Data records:
================================

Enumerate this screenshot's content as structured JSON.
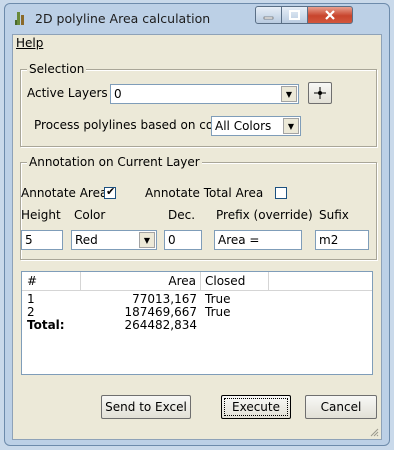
{
  "window": {
    "title": "2D polyline Area calculation"
  },
  "menu": {
    "help": "Help"
  },
  "selection": {
    "legend": "Selection",
    "active_layers_label": "Active Layers",
    "active_layers_value": "0",
    "process_label": "Process polylines based on color",
    "color_filter_value": "All Colors"
  },
  "annotation": {
    "legend": "Annotation on Current Layer",
    "annotate_area_label": "Annotate Area",
    "annotate_area_checked": true,
    "annotate_total_label": "Annotate Total Area",
    "annotate_total_checked": false,
    "height_label": "Height",
    "color_label": "Color",
    "dec_label": "Dec.",
    "prefix_label": "Prefix (override)",
    "suffix_label": "Sufix",
    "height_value": "5",
    "color_value": "Red",
    "dec_value": "0",
    "prefix_value": "Area =",
    "suffix_value": "m2"
  },
  "results": {
    "columns": [
      "#",
      "Area",
      "Closed"
    ],
    "rows": [
      {
        "num": "1",
        "area": "77013,167",
        "closed": "True"
      },
      {
        "num": "2",
        "area": "187469,667",
        "closed": "True"
      }
    ],
    "total_label": "Total:",
    "total_value": "264482,834"
  },
  "buttons": {
    "send_to_excel": "Send to Excel",
    "execute": "Execute",
    "cancel": "Cancel"
  }
}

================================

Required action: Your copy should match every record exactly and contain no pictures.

Response to this task:
Enumerate this screenshot's content as structured JSON.
{
  "window": {
    "title": "2D polyline Area calculation"
  },
  "menu": {
    "help": "Help"
  },
  "selection": {
    "legend": "Selection",
    "active_layers_label": "Active Layers",
    "active_layers_value": "0",
    "process_label": "Process polylines based on color",
    "color_filter_value": "All Colors"
  },
  "annotation": {
    "legend": "Annotation on Current Layer",
    "annotate_area_label": "Annotate Area",
    "annotate_area_checked": true,
    "annotate_total_label": "Annotate Total Area",
    "annotate_total_checked": false,
    "height_label": "Height",
    "color_label": "Color",
    "dec_label": "Dec.",
    "prefix_label": "Prefix (override)",
    "suffix_label": "Sufix",
    "height_value": "5",
    "color_value": "Red",
    "dec_value": "0",
    "prefix_value": "Area =",
    "suffix_value": "m2"
  },
  "results": {
    "columns": [
      "#",
      "Area",
      "Closed"
    ],
    "rows": [
      {
        "num": "1",
        "area": "77013,167",
        "closed": "True"
      },
      {
        "num": "2",
        "area": "187469,667",
        "closed": "True"
      }
    ],
    "total_label": "Total:",
    "total_value": "264482,834"
  },
  "buttons": {
    "send_to_excel": "Send to Excel",
    "execute": "Execute",
    "cancel": "Cancel"
  }
}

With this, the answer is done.